The first climb of our 15-mile ride, on a paved state road, was comfortably strenuous, the air fragrant with honeysuckle and the roadsides blooming with pinkish-white mountain laurel. At the Hankey Mountain trailhead, where we got onto the VMBT, Taylor had some advice: Take it slow, and don’t tackle the 1,800 feet of elevation gain “like an American” — only thinking about the top. Mountain bikers have their own lingo, and they call someone like that a “slummer,” since he or she ends up falling behind and complaining the rest of the ride.

Dutifully, we began pedaling steadily up the trail in the lowest gear, seeking out the smoothest path of least resistance. Even so, this was tough. Whenever I thought there was no way I could haul both my body and this bike up yet another switchback, I refocused on the power of my legs and on enjoying the forest in its summer regalia. Taylor, cycling seemingly effortlessly alongside Brian and me, offered encouraging statements like, “You picked a great day for a ride!” — to which we mustered up a few perfunctory grumbles. A few times, while trying to get momentum, my front tire unexpectedly lifted off the ground. “You popped your first wheelie!” Taylor shouted.

Finally we’d “paid the piper,” in Taylor’s words, and made it to the top, where we settled near the trail to eat lunch. Taylor gave me my “smushie” — the biker term for a backpack-squashed lunch. I hungrily tore into the pizza bagel, which I dropped into the dirt in my eagerness. “We call that ground spice,” Taylor said, as I looked at my soiled bagel in dismay.
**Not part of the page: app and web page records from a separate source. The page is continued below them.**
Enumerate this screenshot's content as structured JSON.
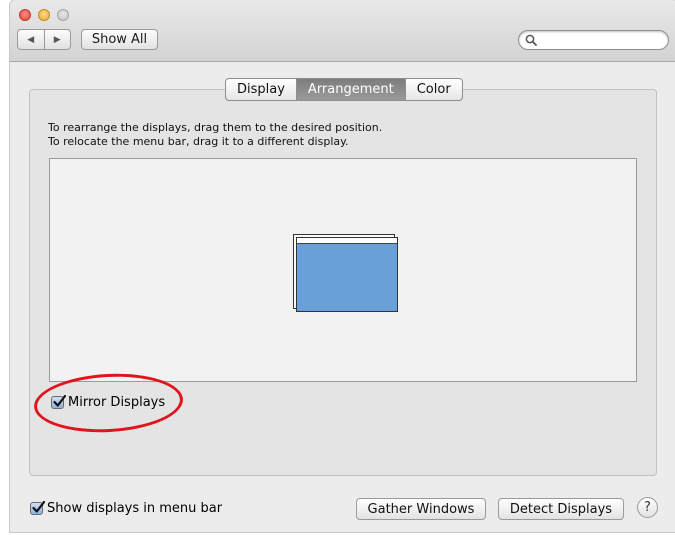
{
  "window": {
    "title": ""
  },
  "toolbar": {
    "back_icon": "◀",
    "forward_icon": "▶",
    "show_all_label": "Show All",
    "search_placeholder": "",
    "search_value": ""
  },
  "tabs": [
    {
      "label": "Display",
      "active": false
    },
    {
      "label": "Arrangement",
      "active": true
    },
    {
      "label": "Color",
      "active": false
    }
  ],
  "instructions": {
    "line1": "To rearrange the displays, drag them to the desired position.",
    "line2": "To relocate the menu bar, drag it to a different display."
  },
  "arrangement": {
    "display_color": "#6aa0d8"
  },
  "mirror": {
    "label": "Mirror Displays",
    "checked": true,
    "highlight_color": "#e2141b"
  },
  "footer": {
    "show_in_menu_bar_label": "Show displays in menu bar",
    "show_in_menu_bar_checked": true,
    "gather_windows_label": "Gather Windows",
    "detect_displays_label": "Detect Displays",
    "help_label": "?"
  }
}
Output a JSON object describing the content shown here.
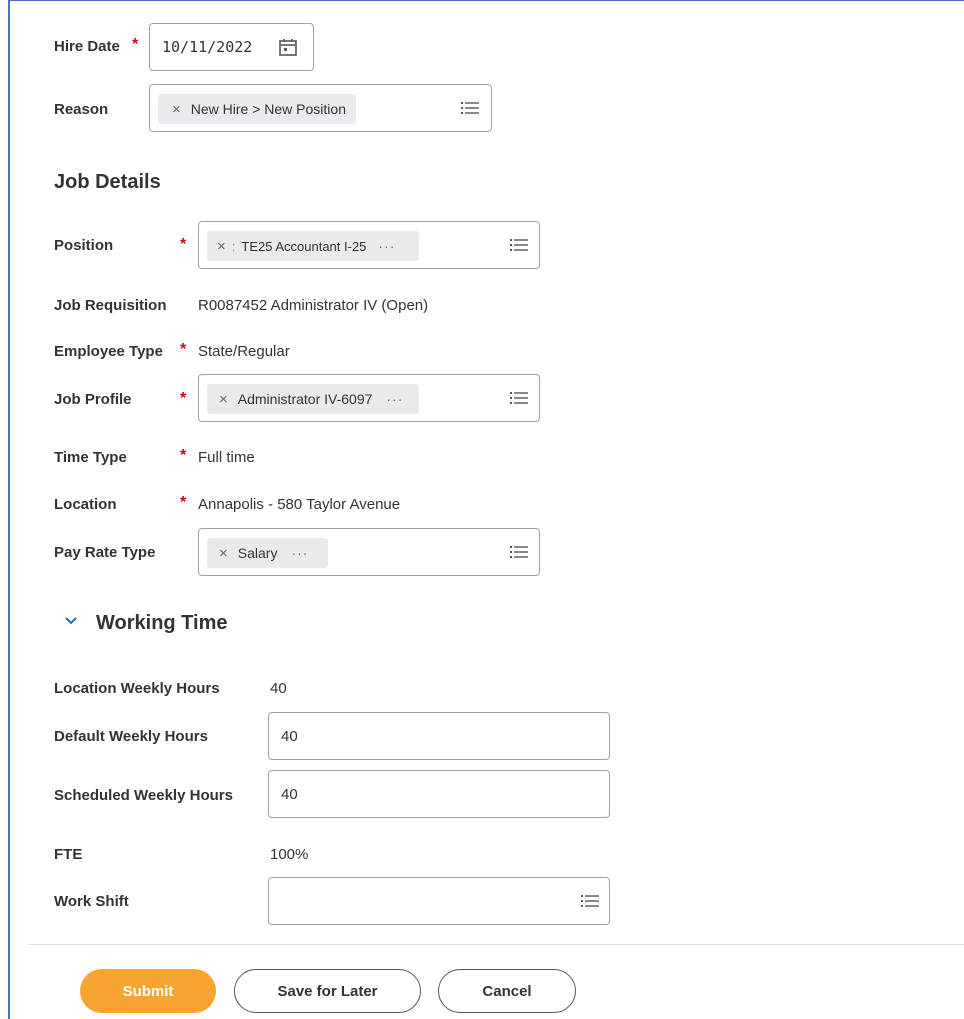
{
  "hire_date": {
    "label": "Hire Date",
    "value": "10/11/2022"
  },
  "reason": {
    "label": "Reason",
    "chip": "New Hire > New Position"
  },
  "job_details": {
    "heading": "Job Details",
    "position": {
      "label": "Position",
      "chip": "TE25 Accountant I-25",
      "chip_prefix": ":"
    },
    "job_requisition": {
      "label": "Job Requisition",
      "value": "R0087452 Administrator IV (Open)"
    },
    "employee_type": {
      "label": "Employee Type",
      "value": "State/Regular"
    },
    "job_profile": {
      "label": "Job Profile",
      "chip": "Administrator IV-6097"
    },
    "time_type": {
      "label": "Time Type",
      "value": "Full time"
    },
    "location": {
      "label": "Location",
      "value": "Annapolis - 580 Taylor Avenue"
    },
    "pay_rate_type": {
      "label": "Pay Rate Type",
      "chip": "Salary"
    }
  },
  "working_time": {
    "heading": "Working Time",
    "location_weekly_hours": {
      "label": "Location Weekly Hours",
      "value": "40"
    },
    "default_weekly_hours": {
      "label": "Default Weekly Hours",
      "value": "40"
    },
    "scheduled_weekly_hours": {
      "label": "Scheduled Weekly Hours",
      "value": "40"
    },
    "fte": {
      "label": "FTE",
      "value": "100%"
    },
    "work_shift": {
      "label": "Work Shift",
      "value": ""
    }
  },
  "buttons": {
    "submit": "Submit",
    "save_for_later": "Save for Later",
    "cancel": "Cancel"
  },
  "icons": {
    "required": "*",
    "remove": "×",
    "more": "···",
    "chevron": "⌄"
  },
  "colors": {
    "accent": "#f7a431",
    "required": "#d0021b",
    "chevron": "#1f73b7"
  }
}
While we were eating, a group of friendly horseback riders came along and stopped to talk to us. I petted one of the horses, a stallion with the awesome name of Undercover Brother. As we chatted, I got the impression that I’d stepped into a robust community of outdoorsy people who share and take pride in their national forest, a trail camaraderie that had inspired Scott to create the VMBT.

Back on the bikes we went, onto the singletrack Wild Oat Trail, a narrow path that runs along the ridge of Hankey Mountain. Our full-suspension bikes absorbed the shock of the bumpy ground as we sped through green tunnels, tall trees towering on either side, catching bits of air over small hills and valleys.

Energized and excited, we then turned onto Shaffer Hollow, the downhill singletrack portion of our ride. It didn’t take long for me to understand why this was called a “hand burner”: Gravity forces you to brace your weight on the handlebars, hurting your palms. Rumbling downhill, braced precariously over my seat, I felt the same sensation I do when downhill skiing — that rush of teetering on the edge of control, where one rock or root (or in this case, a pile of horse droppings from Undercover Brother and company) could send you completely off-kilter.

We regrouped at the bottom of Shaffer Hollow with broad smiles, our adrenaline pumping. Turning onto the easier fire road back to the lodge, we encountered two mountain bikers coming from the other direction. One of them was Jeremiah Bishop, a professional mountain bike racer and two-time U.S. national champion from Harrisonburg.

Bishop took a break to chat, telling us that he’s bicycled all over the world but is particularly fond of Virginia’s forests. Not only is the state home to one of the biggest roadless areas in the Mid-Atlantic, which we were biking through, but its wilderness also offers a lot of “flavors”— from “suffer fests” through muddy bogs to relaxed rides through colorful fall foliage, he said. I asked Bishop about the VMBT, and he told me about an expedition he’d taken on the trail in 2010, a “very wild” trip involving run-ins with coyotes, bears and snakes, and carrying bicycles along steep rock ledges. “I can’t wait to do it again,” he said.

Later, in an e-mail, he told me that he wants to be the first person to thru-pack— or take along the necessary gear and food — the VMBT nonstop. His goal is to raise the profile of the trail, which he calls a “diamond in the rough.”

I have to agree. Challenging though it was, I’d discovered a real gem.

Dell’Amore is a writer and editor for National Geographic. Her Web site is christinedellamore.com.